* [Required work] All entries below must be given again word for word.

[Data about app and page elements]
━━━━━━━━━━━━━━━━━━━━
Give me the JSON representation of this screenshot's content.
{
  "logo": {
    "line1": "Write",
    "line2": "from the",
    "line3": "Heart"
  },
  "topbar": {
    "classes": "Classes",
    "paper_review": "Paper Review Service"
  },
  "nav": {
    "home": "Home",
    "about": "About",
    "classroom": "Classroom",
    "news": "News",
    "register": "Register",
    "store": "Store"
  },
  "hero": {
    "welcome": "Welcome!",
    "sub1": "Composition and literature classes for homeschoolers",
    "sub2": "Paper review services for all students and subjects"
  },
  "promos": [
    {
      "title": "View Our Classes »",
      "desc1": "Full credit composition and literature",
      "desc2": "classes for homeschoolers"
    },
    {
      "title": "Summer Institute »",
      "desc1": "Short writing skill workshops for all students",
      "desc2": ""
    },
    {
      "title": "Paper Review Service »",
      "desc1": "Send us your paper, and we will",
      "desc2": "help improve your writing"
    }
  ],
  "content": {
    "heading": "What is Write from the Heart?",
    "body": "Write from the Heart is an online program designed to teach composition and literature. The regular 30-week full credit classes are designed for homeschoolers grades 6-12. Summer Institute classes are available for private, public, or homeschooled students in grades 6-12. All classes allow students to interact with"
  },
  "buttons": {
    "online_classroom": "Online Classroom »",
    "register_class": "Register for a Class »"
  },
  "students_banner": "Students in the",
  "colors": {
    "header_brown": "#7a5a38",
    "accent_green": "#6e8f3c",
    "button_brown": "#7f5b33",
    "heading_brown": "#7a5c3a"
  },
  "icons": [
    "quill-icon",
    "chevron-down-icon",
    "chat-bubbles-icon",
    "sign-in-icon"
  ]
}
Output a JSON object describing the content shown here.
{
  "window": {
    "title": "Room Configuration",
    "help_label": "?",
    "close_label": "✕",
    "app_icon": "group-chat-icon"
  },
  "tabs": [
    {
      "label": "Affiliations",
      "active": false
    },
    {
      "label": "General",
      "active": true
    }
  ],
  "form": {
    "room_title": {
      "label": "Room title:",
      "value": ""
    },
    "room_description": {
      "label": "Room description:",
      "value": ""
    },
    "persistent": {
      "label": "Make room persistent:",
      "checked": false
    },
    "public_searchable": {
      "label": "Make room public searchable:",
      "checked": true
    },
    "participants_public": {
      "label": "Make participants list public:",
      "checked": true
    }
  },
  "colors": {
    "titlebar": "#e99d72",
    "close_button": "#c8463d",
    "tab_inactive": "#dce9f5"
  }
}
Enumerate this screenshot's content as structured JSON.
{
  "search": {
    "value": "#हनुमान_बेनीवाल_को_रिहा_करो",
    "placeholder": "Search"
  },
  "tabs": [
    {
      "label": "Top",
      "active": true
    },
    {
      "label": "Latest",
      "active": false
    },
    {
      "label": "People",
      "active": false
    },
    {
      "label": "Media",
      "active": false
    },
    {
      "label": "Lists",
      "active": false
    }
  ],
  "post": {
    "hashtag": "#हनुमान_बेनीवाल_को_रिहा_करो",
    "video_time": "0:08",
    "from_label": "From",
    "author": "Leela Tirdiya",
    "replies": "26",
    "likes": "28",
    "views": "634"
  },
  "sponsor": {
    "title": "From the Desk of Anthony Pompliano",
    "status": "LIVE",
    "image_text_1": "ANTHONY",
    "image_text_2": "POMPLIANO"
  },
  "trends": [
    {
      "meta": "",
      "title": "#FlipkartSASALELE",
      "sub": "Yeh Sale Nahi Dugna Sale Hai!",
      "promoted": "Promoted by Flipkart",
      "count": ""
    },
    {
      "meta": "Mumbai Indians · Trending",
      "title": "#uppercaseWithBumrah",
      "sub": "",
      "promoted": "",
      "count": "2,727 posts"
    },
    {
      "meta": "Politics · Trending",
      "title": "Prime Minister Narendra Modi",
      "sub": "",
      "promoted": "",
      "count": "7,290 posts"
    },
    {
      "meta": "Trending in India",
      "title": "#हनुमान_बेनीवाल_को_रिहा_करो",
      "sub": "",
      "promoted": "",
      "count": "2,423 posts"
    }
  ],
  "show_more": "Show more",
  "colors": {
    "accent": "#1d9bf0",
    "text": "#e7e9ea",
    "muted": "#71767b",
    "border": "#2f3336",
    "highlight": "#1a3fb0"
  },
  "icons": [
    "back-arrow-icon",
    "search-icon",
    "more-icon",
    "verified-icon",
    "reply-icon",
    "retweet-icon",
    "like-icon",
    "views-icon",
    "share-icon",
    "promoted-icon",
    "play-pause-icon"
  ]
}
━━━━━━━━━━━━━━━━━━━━
* [Expected output]
Give me the JSON representation of this screenshot's content.
{
  "logo": {
    "line1": "Write",
    "line2": "from the",
    "line3": "Heart"
  },
  "topbar": {
    "classes": "Classes",
    "paper_review": "Paper Review Service"
  },
  "nav": {
    "home": "Home",
    "about": "About",
    "classroom": "Classroom",
    "news": "News",
    "register": "Register",
    "store": "Store"
  },
  "hero": {
    "welcome": "Welcome!",
    "sub1": "Composition and literature classes for homeschoolers",
    "sub2": "Paper review services for all students and subjects"
  },
  "promos": [
    {
      "title": "View Our Classes »",
      "desc1": "Full credit composition and literature",
      "desc2": "classes for homeschoolers"
    },
    {
      "title": "Summer Institute »",
      "desc1": "Short writing skill workshops for all students",
      "desc2": ""
    },
    {
      "title": "Paper Review Service »",
      "desc1": "Send us your paper, and we will",
      "desc2": "help improve your writing"
    }
  ],
  "content": {
    "heading": "What is Write from the Heart?",
    "body": "Write from the Heart is an online program designed to teach composition and literature. The regular 30-week full credit classes are designed for homeschoolers grades 6-12. Summer Institute classes are available for private, public, or homeschooled students in grades 6-12. All classes allow students to interact with"
  },
  "buttons": {
    "online_classroom": "Online Classroom »",
    "register_class": "Register for a Class »"
  },
  "students_banner": "Students in the",
  "colors": {
    "header_brown": "#7a5a38",
    "accent_green": "#6e8f3c",
    "button_brown": "#7f5b33",
    "heading_brown": "#7a5c3a"
  },
  "icons": [
    "quill-icon",
    "chevron-down-icon",
    "chat-bubbles-icon",
    "sign-in-icon"
  ]
}
Output a JSON object describing the content shown here.
{
  "window": {
    "title": "Room Configuration",
    "help_label": "?",
    "close_label": "✕",
    "app_icon": "group-chat-icon"
  },
  "tabs": [
    {
      "label": "Affiliations",
      "active": false
    },
    {
      "label": "General",
      "active": true
    }
  ],
  "form": {
    "room_title": {
      "label": "Room title:",
      "value": ""
    },
    "room_description": {
      "label": "Room description:",
      "value": ""
    },
    "persistent": {
      "label": "Make room persistent:",
      "checked": false
    },
    "public_searchable": {
      "label": "Make room public searchable:",
      "checked": true
    },
    "participants_public": {
      "label": "Make participants list public:",
      "checked": true
    }
  },
  "colors": {
    "titlebar": "#e99d72",
    "close_button": "#c8463d",
    "tab_inactive": "#dce9f5"
  }
}
Enumerate this screenshot's content as structured JSON.
{
  "search": {
    "value": "#हनुमान_बेनीवाल_को_रिहा_करो",
    "placeholder": "Search"
  },
  "tabs": [
    {
      "label": "Top",
      "active": true
    },
    {
      "label": "Latest",
      "active": false
    },
    {
      "label": "People",
      "active": false
    },
    {
      "label": "Media",
      "active": false
    },
    {
      "label": "Lists",
      "active": false
    }
  ],
  "post": {
    "hashtag": "#हनुमान_बेनीवाल_को_रिहा_करो",
    "video_time": "0:08",
    "from_label": "From",
    "author": "Leela Tirdiya",
    "replies": "26",
    "likes": "28",
    "views": "634"
  },
  "sponsor": {
    "title": "From the Desk of Anthony Pompliano",
    "status": "LIVE",
    "image_text_1": "ANTHONY",
    "image_text_2": "POMPLIANO"
  },
  "trends": [
    {
      "meta": "",
      "title": "#FlipkartSASALELE",
      "sub": "Yeh Sale Nahi Dugna Sale Hai!",
      "promoted": "Promoted by Flipkart",
      "count": ""
    },
    {
      "meta": "Mumbai Indians · Trending",
      "title": "#uppercaseWithBumrah",
      "sub": "",
      "promoted": "",
      "count": "2,727 posts"
    },
    {
      "meta": "Politics · Trending",
      "title": "Prime Minister Narendra Modi",
      "sub": "",
      "promoted": "",
      "count": "7,290 posts"
    },
    {
      "meta": "Trending in India",
      "title": "#हनुमान_बेनीवाल_को_रिहा_करो",
      "sub": "",
      "promoted": "",
      "count": "2,423 posts"
    }
  ],
  "show_more": "Show more",
  "colors": {
    "accent": "#1d9bf0",
    "text": "#e7e9ea",
    "muted": "#71767b",
    "border": "#2f3336",
    "highlight": "#1a3fb0"
  },
  "icons": [
    "back-arrow-icon",
    "search-icon",
    "more-icon",
    "verified-icon",
    "reply-icon",
    "retweet-icon",
    "like-icon",
    "views-icon",
    "share-icon",
    "promoted-icon",
    "play-pause-icon"
  ]
}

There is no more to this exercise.